BDO: What do you think is most misunderstood about ALS?
“That’s a white man’s disease, I can’t get ALS”. Lol. I’ve heard this all too many times. Our story and case is extremely rare, but ALS affects anyone. I know several blacks with ALS. Not a bunch, but several. It’s just very scary and unfortunate when there is a familial gene of it in a family.

BDO: What do you want to accomplish with your film?

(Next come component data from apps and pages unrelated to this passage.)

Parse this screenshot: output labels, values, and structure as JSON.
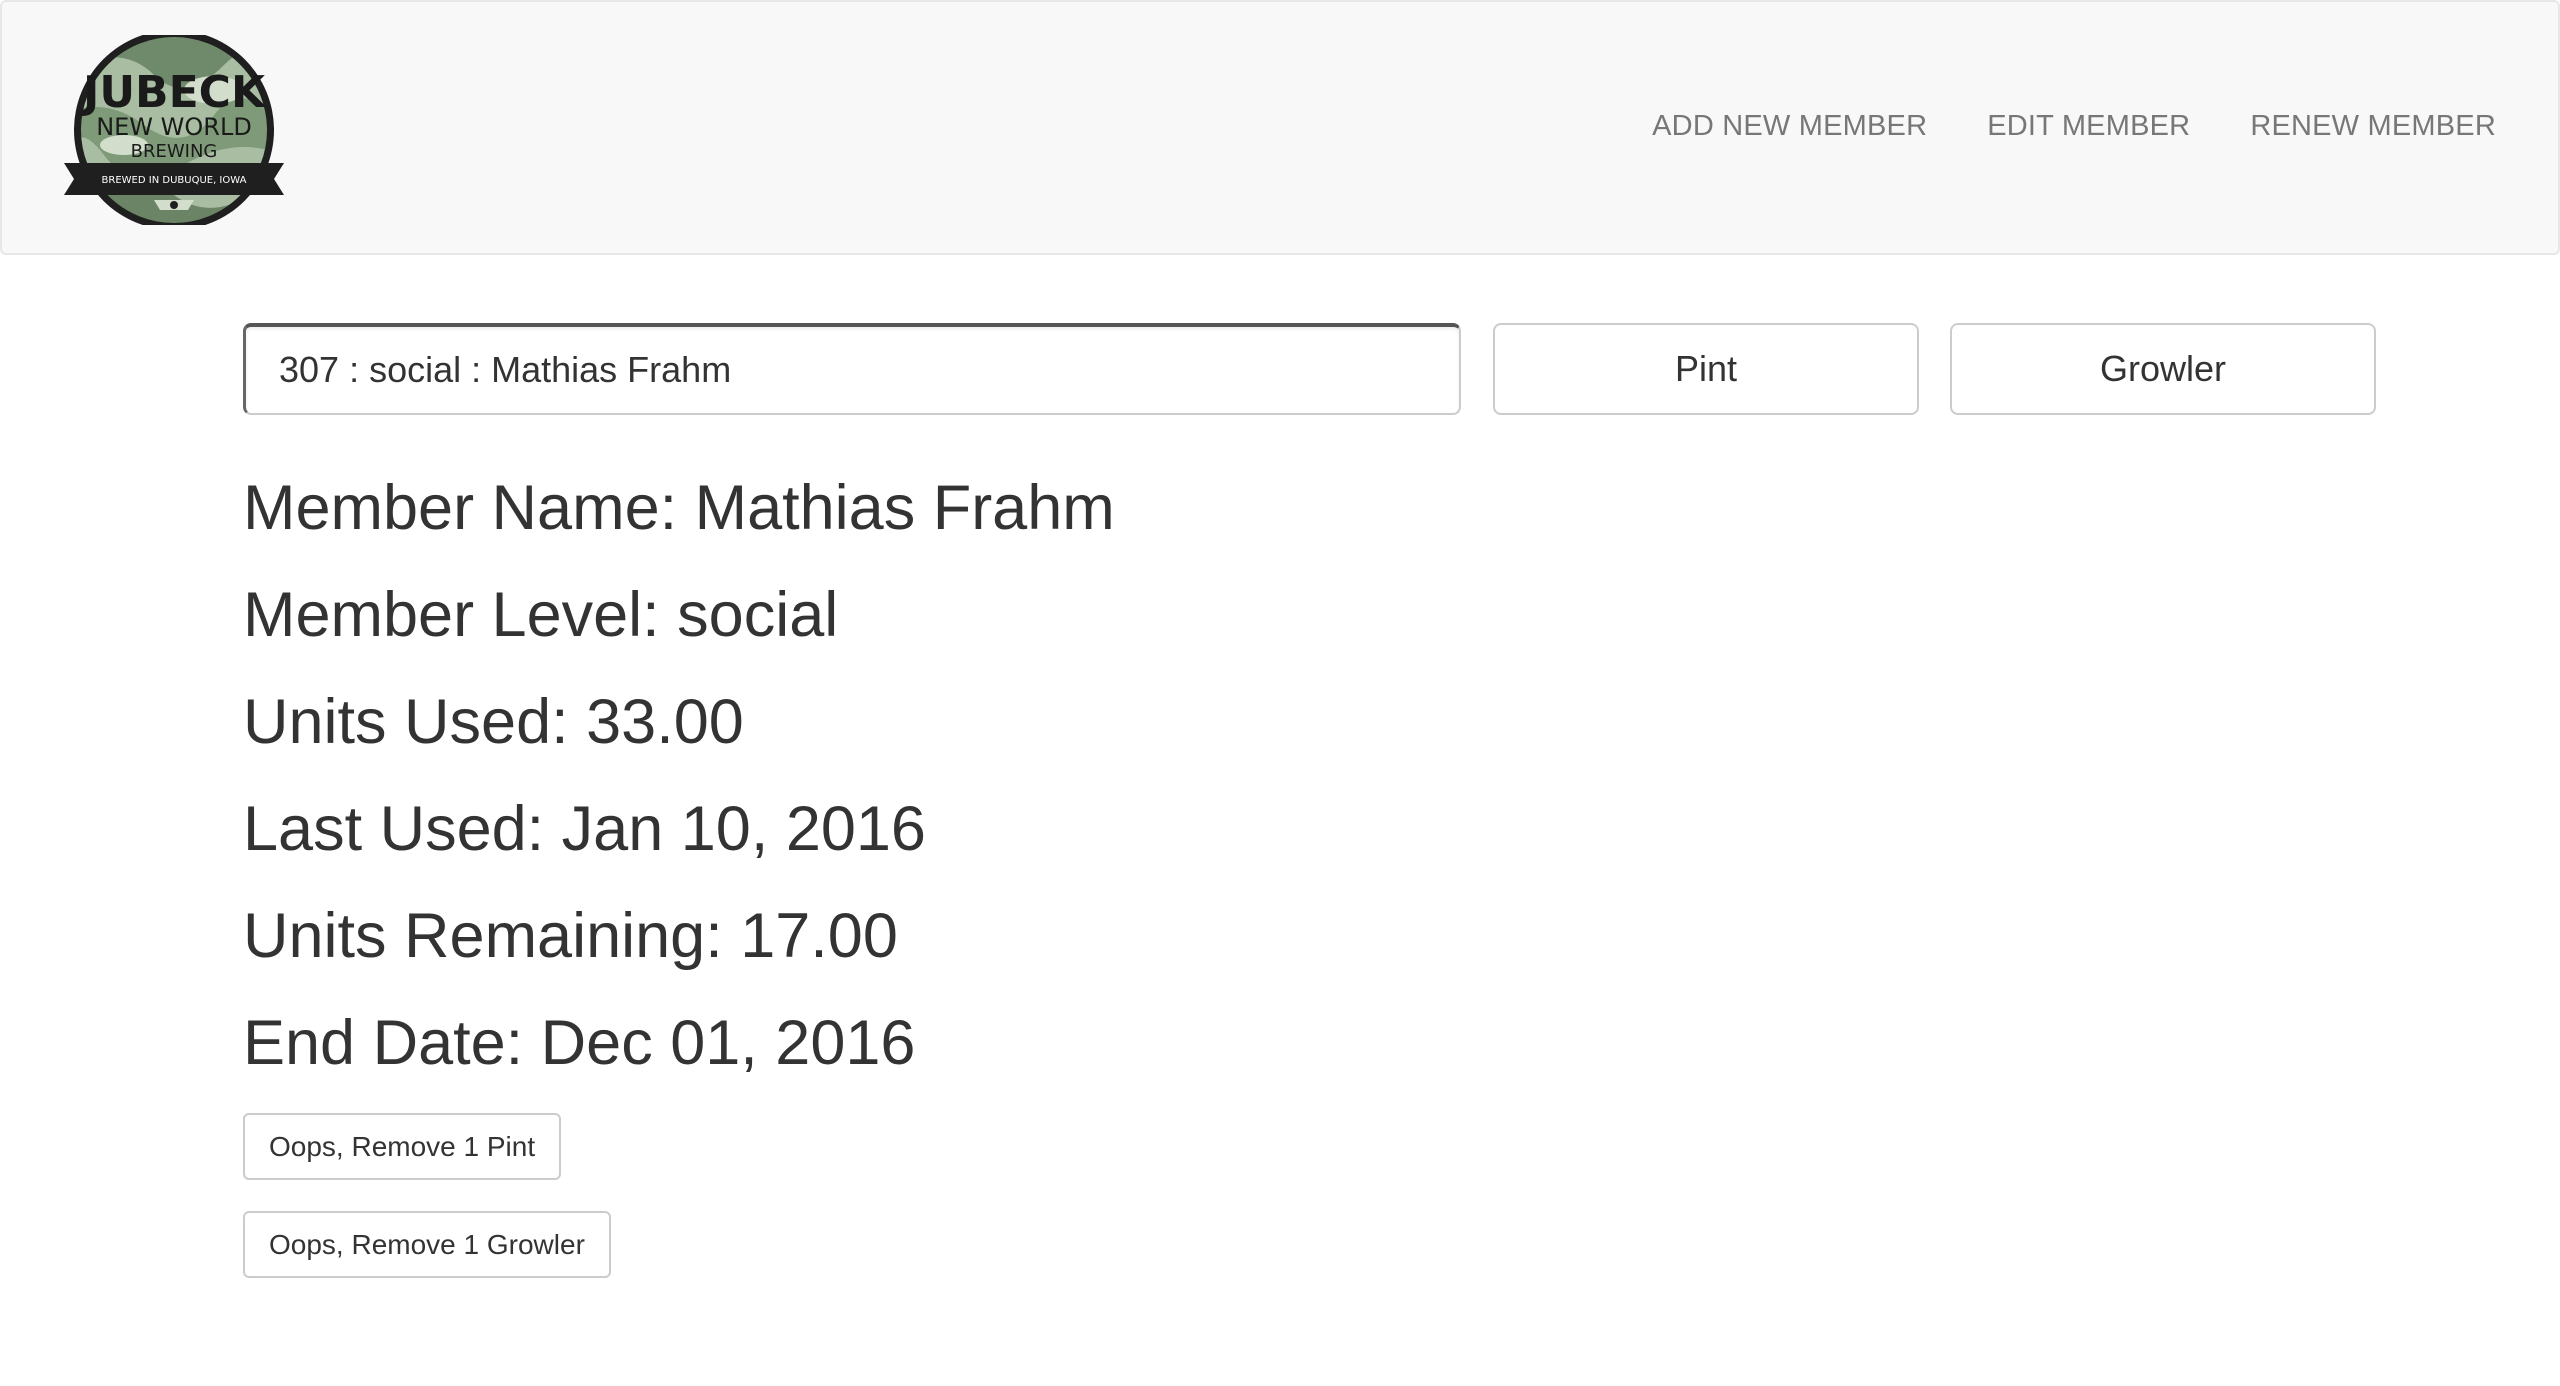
{
  "header": {
    "logo": {
      "line1": "JUBECK",
      "line2": "NEW WORLD",
      "line3": "BREWING",
      "tagline": "BREWED IN DUBUQUE, IOWA",
      "colors": {
        "ring": "#1f1f1f",
        "camo_dark": "#6f8a6a",
        "camo_light": "#b8c9b0",
        "text": "#1a1a1a"
      }
    },
    "nav": [
      {
        "label": "ADD NEW MEMBER"
      },
      {
        "label": "EDIT MEMBER"
      },
      {
        "label": "RENEW MEMBER"
      }
    ]
  },
  "search": {
    "value": "307 : social : Mathias Frahm"
  },
  "actions": {
    "pint_label": "Pint",
    "growler_label": "Growler"
  },
  "member": {
    "name_line": "Member Name: Mathias Frahm",
    "level_line": "Member Level: social",
    "units_used_line": "Units Used: 33.00",
    "last_used_line": "Last Used: Jan 10, 2016",
    "units_remaining_line": "Units Remaining: 17.00",
    "end_date_line": "End Date: Dec 01, 2016"
  },
  "corrections": {
    "remove_pint_label": "Oops, Remove 1 Pint",
    "remove_growler_label": "Oops, Remove 1 Growler"
  },
  "colors": {
    "navbar_bg": "#f8f8f8",
    "nav_text": "#777777",
    "body_text": "#333333",
    "border": "#cccccc"
  }
}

I want to paint a clear picture of what ALS actually is. A lot of people “think” they know what ALS is. Anybody that I ask can never give me a clear definition of it. I want people to see how important family is, and not to take life for granted. I want to be able to become an advocate for ALS, and a mentor to children/young adults who have a disease that runs in their family. I want to be able to launch into my dream career of screenwriting, directing, and acting with this film under my felt. I feel that this being the first movie of my career would show the world to not be ashamed where they come from, to keep fighting for what they believe in, and to never give up on their dreams no matter the circumstances. And ultimately, I pray that this film will be the spark to a cure being found.

BDO: How can we as the Black community help those who are truly affected by ALS?
We can start by not overlooking ALS/Lou Gehrig’s disease because it is known as a predominantly white disease. There are many people in the ALS community who are African-American. Former Baltimore Ravens linebacker “O.J. Brigance”, Blair Underwood’s late grandmother, and Courtney Vance’s mother all had or have ALS. Let’s reach out. Let’s…